One might assume that a Canadian transmission repair facility, or indeed, any automotive repair facility, might have to deal with certain conditions largely unknown in the United States. But actually, according to Jim, Vancouver doesn’t get the blizzards like they do up north. In fact, it can be difficult to see this shop as being all that foreign, considering how close to the states it really is. It isn’t a sprawling tundra or a frost-bitten, snow-covered mountain range in far away mystical land of winter where cars are pounded by the conditions.

“Being on the west coast near the ocean our climate is moderate; we don’t get the snow  in winter, very similar to Seattle which is 3 hours south of us,” Jim said.

But of course climate means little in the scheme of service. But in order to properly service and repair transmissions in a technological climate that is constantly changing and evolving, one has to stay current in procedures and information. Jim strives to keep Stan’s employees ahead of the game and up to date.

“Our employees will attend seminars for training and we use ATRA and other sites for technical resources,” Jim said.

Jim agreed that technology is speeding along just as fast if not faster than the vehicles that run on it.

“The change in the last few years from manufacturers is certainly a challenge, we went from 4-5 speed transmissions to 8-9 speeds in no time. Transfer cases went from shift on the fly to the computer adjusting the torque from front to rear,” Jim said.
Many shops struggle with this; staying informed and educated on the subject is sometimes like trying to grasp smoke, but Jim feels that his shop manages.

“We work on a lot of the German vehicles and keeping updated on the operation and programming has limited resources but we manage,” Jim said.

But at the end of the day, what truly makes Stan’s Transmission Centre Ltd. so successful is its reputation within its community.

“Our reputation is what makes Stan’s transmission the first choice for customers, we are the oldest and the largest shop in Vancouver,” Jim said.

Of course it is vitally important to be technologically savvy to run a successful repair or automotive shop of any kind, but Jim also understands the importance of community involvement. One doesn’t have to look far to find evidence of Stan’s transmission going out of their way to help out their neighbors. In 2016, around Christmas, the transmission shop changed a life in a very positive way, and was featured on the local television news station for their efforts.
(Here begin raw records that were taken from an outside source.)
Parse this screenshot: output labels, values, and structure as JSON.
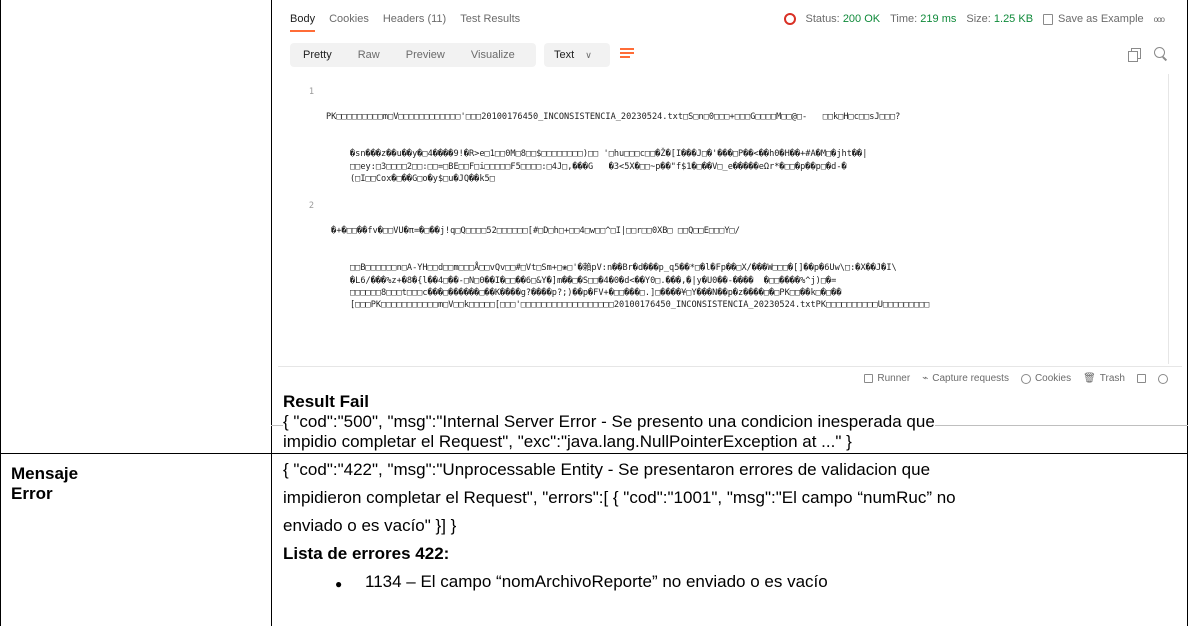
{
  "postman": {
    "tabs": [
      "Body",
      "Cookies",
      "Headers (11)",
      "Test Results"
    ],
    "status": {
      "status_label": "Status:",
      "status_value": "200 OK",
      "time_label": "Time:",
      "time_value": "219 ms",
      "size_label": "Size:",
      "size_value": "1.25 KB",
      "save_label": "Save as Example",
      "more": "ooo"
    },
    "views": [
      "Pretty",
      "Raw",
      "Preview",
      "Visualize"
    ],
    "format": "Text",
    "code_lines": [
      {
        "num": "1",
        "text": "PK□□□□□□□□□m□V□□□□□□□□□□□□'□□□20100176450_INCONSISTENCIA_20230524.txt□S□n□0□□□+□□□G□□□□M□□@□-   □□k□H□c□□sJ□□□?",
        "cont": [
          "�sn���z��u��y�□4����9!�R>e□1□□0M□8□□$□□□□□□□□)□□ '□hu□□□c□□�Ž�[I���J□�'���□P��<��h0�H��+#A�M□�jht��|",
          "□□ey:□3□□□□2□□:□□=□BE□□F□i□□□□□F5□□□□:□4J□,���G   �3<5X�□□~p��\"f$1�□��V□_e�����eΩr*�□□�p��p□�d-�",
          "(□I□□Cox�□��G□o�y$□u�JQ��k5□"
        ]
      },
      {
        "num": "2",
        "text": " �+�□□��fv�□□VU�π=�□��j!q□Q□□□□52□□□□□□[#□D□h□+□□4□w□□^□I|□□r□□0XB□ □□Q□□E□□□Y□/",
        "cont": [
          "□□B□□□□□□n□A-YH□□d□□m□□□Å□□vQv□□#□Vt□Sm+□❀□'�賴pV:n��Br�d���p_q5��*□�l�Fp��□X/���W□□□�[]��p�6Uw\\□:�X��J�I\\",
          "�L6/���%z+�8�{l��4□��-□N□0��I�□□��6□&Y�]m��□�S□□�4�0�d<��Y0□.���,�|y�U0��-����  �□□����%^j)□�=",
          "□□□□□□8□□□t□□□c���□������□��K����g?����p?;)��p�FV+�□□���□.]□����¥□Y���N��p�z����□�□PK□□��k□�□��",
          "[□□□PK□□□□□□□□□□□m□V□□k□□□□□[□□□'□□□□□□□□□□□□□□□□□□20100176450_INCONSISTENCIA_20230524.txtPK□□□□□□□□□□U□□□□□□□□□"
        ]
      }
    ],
    "footer": [
      "Runner",
      "Capture requests",
      "Cookies",
      "Trash"
    ]
  },
  "result_fail": {
    "heading": "Result Fail",
    "lines": [
      "{ \"cod\":\"500\", \"msg\":\"Internal Server Error - Se presento una condicion inesperada que",
      "impidio completar el Request\", \"exc\":\"java.lang.NullPointerException at ...\" }"
    ]
  },
  "mensaje_error": {
    "label": "Mensaje Error",
    "lines": [
      "{ \"cod\":\"422\", \"msg\":\"Unprocessable Entity - Se presentaron errores de validacion que",
      "impidieron completar el Request\", \"errors\":[ { \"cod\":\"1001\", \"msg\":\"El campo “numRuc” no",
      "enviado o es vacío\" }] }"
    ],
    "list_heading": "Lista de errores 422:",
    "bullets": [
      "1134 – El campo “nomArchivoReporte” no enviado o es vacío"
    ]
  }
}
The shop had a loaner car (1991 plymouth Sundance) they had lovingly nicknamed “Betty White” because of its age, color and reliability. They decided to take the time and money to really fix Betty up, and then announced they would be giving Betty away.
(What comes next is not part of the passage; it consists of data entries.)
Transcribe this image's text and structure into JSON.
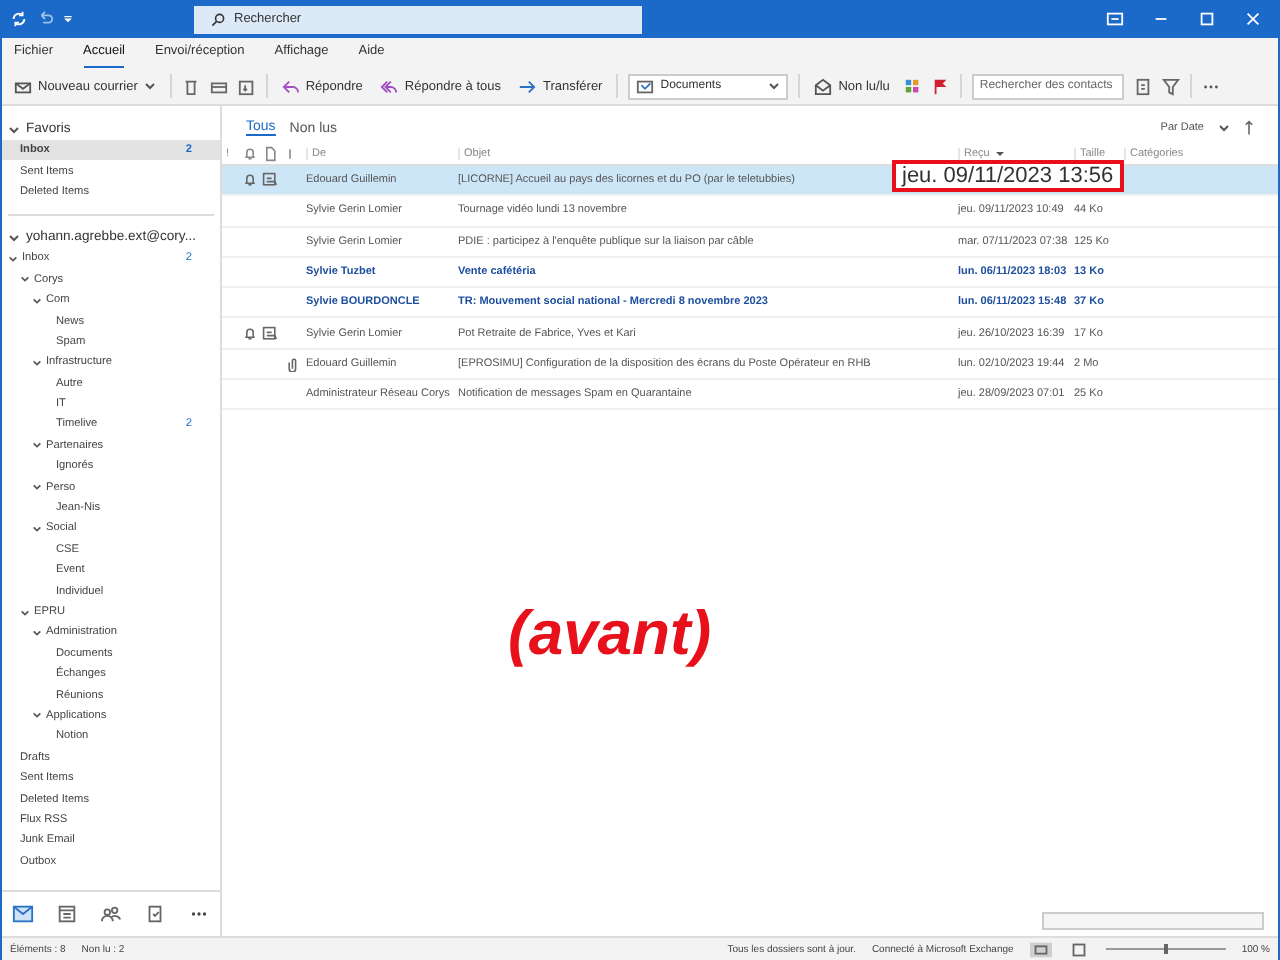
{
  "title_bar": {
    "search_placeholder": "Rechercher"
  },
  "ribbon_tabs": [
    {
      "label": "Fichier",
      "selected": false
    },
    {
      "label": "Accueil",
      "selected": true
    },
    {
      "label": "Envoi/réception",
      "selected": false
    },
    {
      "label": "Affichage",
      "selected": false
    },
    {
      "label": "Aide",
      "selected": false
    }
  ],
  "toolbar": {
    "new_mail": "Nouveau courrier",
    "reply": "Répondre",
    "reply_all": "Répondre à tous",
    "forward": "Transférer",
    "move_to": "Documents",
    "unread_read": "Non lu/lu",
    "contact_search_placeholder": "Rechercher des contacts"
  },
  "favorites": {
    "label": "Favoris",
    "expanded": true,
    "items": [
      {
        "name": "Inbox",
        "count": "2",
        "selected": true
      },
      {
        "name": "Sent Items",
        "selected": false
      },
      {
        "name": "Deleted Items",
        "selected": false
      }
    ]
  },
  "account": {
    "label": "yohann.agrebbe.ext@cory...",
    "expanded": true,
    "folders": [
      {
        "name": "Inbox",
        "count": "2",
        "expanded": true,
        "children": [
          {
            "name": "Corys",
            "expanded": true,
            "children": [
              {
                "name": "Com",
                "expanded": true,
                "children": [
                  {
                    "name": "News"
                  },
                  {
                    "name": "Spam"
                  }
                ]
              },
              {
                "name": "Infrastructure",
                "expanded": true,
                "children": [
                  {
                    "name": "Autre"
                  },
                  {
                    "name": "IT"
                  },
                  {
                    "name": "Timelive",
                    "count": "2"
                  }
                ]
              },
              {
                "name": "Partenaires",
                "expanded": true,
                "children": [
                  {
                    "name": "Ignorés"
                  }
                ]
              },
              {
                "name": "Perso",
                "expanded": true,
                "children": [
                  {
                    "name": "Jean-Nis"
                  }
                ]
              },
              {
                "name": "Social",
                "expanded": true,
                "children": [
                  {
                    "name": "CSE"
                  },
                  {
                    "name": "Event"
                  },
                  {
                    "name": "Individuel"
                  }
                ]
              }
            ]
          },
          {
            "name": "EPRU",
            "expanded": true,
            "children": [
              {
                "name": "Administration",
                "expanded": true,
                "children": [
                  {
                    "name": "Documents"
                  },
                  {
                    "name": "Échanges"
                  },
                  {
                    "name": "Réunions"
                  }
                ]
              },
              {
                "name": "Applications",
                "expanded": true,
                "children": [
                  {
                    "name": "Notion"
                  }
                ]
              }
            ]
          }
        ]
      },
      {
        "name": "Drafts"
      },
      {
        "name": "Sent Items"
      },
      {
        "name": "Deleted Items"
      },
      {
        "name": "Flux RSS"
      },
      {
        "name": "Junk Email"
      },
      {
        "name": "Outbox"
      }
    ]
  },
  "mail_list": {
    "filters": [
      {
        "label": "Tous",
        "selected": true
      },
      {
        "label": "Non lus",
        "selected": false
      }
    ],
    "sort": "Par Date",
    "columns": [
      "!",
      "De",
      "Objet",
      "Reçu",
      "Taille",
      "Catégories"
    ],
    "rows": [
      {
        "from": "Edouard Guillemin",
        "subject": "[LICORNE] Accueil au pays des licornes et du PO (par le teletubbies)",
        "unread": false,
        "selected": true,
        "reminder": true,
        "attachment": false
      },
      {
        "from": "Sylvie Gerin Lomier",
        "subject": "Tournage vidéo lundi 13 novembre",
        "received": "jeu. 09/11/2023 10:49",
        "size": "44 Ko",
        "unread": false,
        "selected": false,
        "reminder": false,
        "attachment": false
      },
      {
        "from": "Sylvie Gerin Lomier",
        "subject": "PDIE : participez à l'enquête publique sur la liaison par câble",
        "received": "mar. 07/11/2023 07:38",
        "size": "125 Ko",
        "unread": false,
        "selected": false,
        "reminder": false,
        "attachment": false
      },
      {
        "from": "Sylvie Tuzbet",
        "subject": "Vente cafétéria",
        "received": "lun. 06/11/2023 18:03",
        "size": "13 Ko",
        "unread": true,
        "selected": false,
        "reminder": false,
        "attachment": false
      },
      {
        "from": "Sylvie BOURDONCLE",
        "subject": "TR: Mouvement social national - Mercredi 8 novembre 2023",
        "received": "lun. 06/11/2023 15:48",
        "size": "37 Ko",
        "unread": true,
        "selected": false,
        "reminder": false,
        "attachment": false
      },
      {
        "from": "Sylvie Gerin Lomier",
        "subject": "Pot Retraite de Fabrice, Yves et Kari",
        "received": "jeu. 26/10/2023 16:39",
        "size": "17 Ko",
        "unread": false,
        "selected": false,
        "reminder": true,
        "attachment": false
      },
      {
        "from": "Edouard Guillemin",
        "subject": "[EPROSIMU] Configuration de la disposition des écrans du Poste Opérateur en RHB",
        "received": "lun. 02/10/2023 19:44",
        "size": "2 Mo",
        "unread": false,
        "selected": false,
        "reminder": false,
        "attachment": true
      },
      {
        "from": "Administrateur Réseau Corys",
        "subject": "Notification de messages Spam en Quarantaine",
        "received": "jeu. 28/09/2023 07:01",
        "size": "25 Ko",
        "unread": false,
        "selected": false,
        "reminder": false,
        "attachment": false
      }
    ]
  },
  "annotations": {
    "highlighted_date": "jeu. 09/11/2023 13:56",
    "caption": "(avant)"
  },
  "status_bar": {
    "items": "Éléments : 8",
    "unread": "Non lu : 2",
    "sync": "Tous les dossiers sont à jour.",
    "connection": "Connecté à Microsoft Exchange",
    "zoom": "100 %",
    "zoom_slider": {
      "level": 0.5
    }
  }
}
People in the area sent in nominations and stories for friends and family they thought deserved the car.

Stan’s Transmission then put the most worthy contenders in a hat and then drew a name. What was the name?

Hannah Mcleod. Her mother had nominated her, explaining to Stan’s that Hannah was a hard-working single mother of 21 years old whose car had been totaled by a drunk driver and that she lived in an area without public transportation.

In the Television coverage of this story, filmed by CTV News Vancouver, Hannah and her young one are seen, all smiles and hugs for Jim and the crew of Stan’s Transmission.

The simple concept of “paying it forward” when it comes to acts of kindness is easy in theory, but it’s always nice to see those who actually follow through with such a philosophy.

This act of giving away cars is now a staple of Stan’s Transmission, and likely a major draw for customers who wish to work with a shop known for its philanthropy.

So what does the future look like for Stan’s? Well, it begins with a little more space.

“We will be relocating later this year to a larger location. Increasing from 5500 square feet to 8500 square feet. The prices for real estate has go through the roof. The property we are in has tripled in 7 years from 3 million to 11 million. A lot of automotive shops are closing down or relocating out of the city. We have been throwing out all the parts for transmissions from the 50,s to the 80,s to make room for the future,” Jim said.

Regardless of what the future may hold, Stan’s Transmission Centre will likely strive to live by its mantra, as stated on its website: “Service. Service. Service.”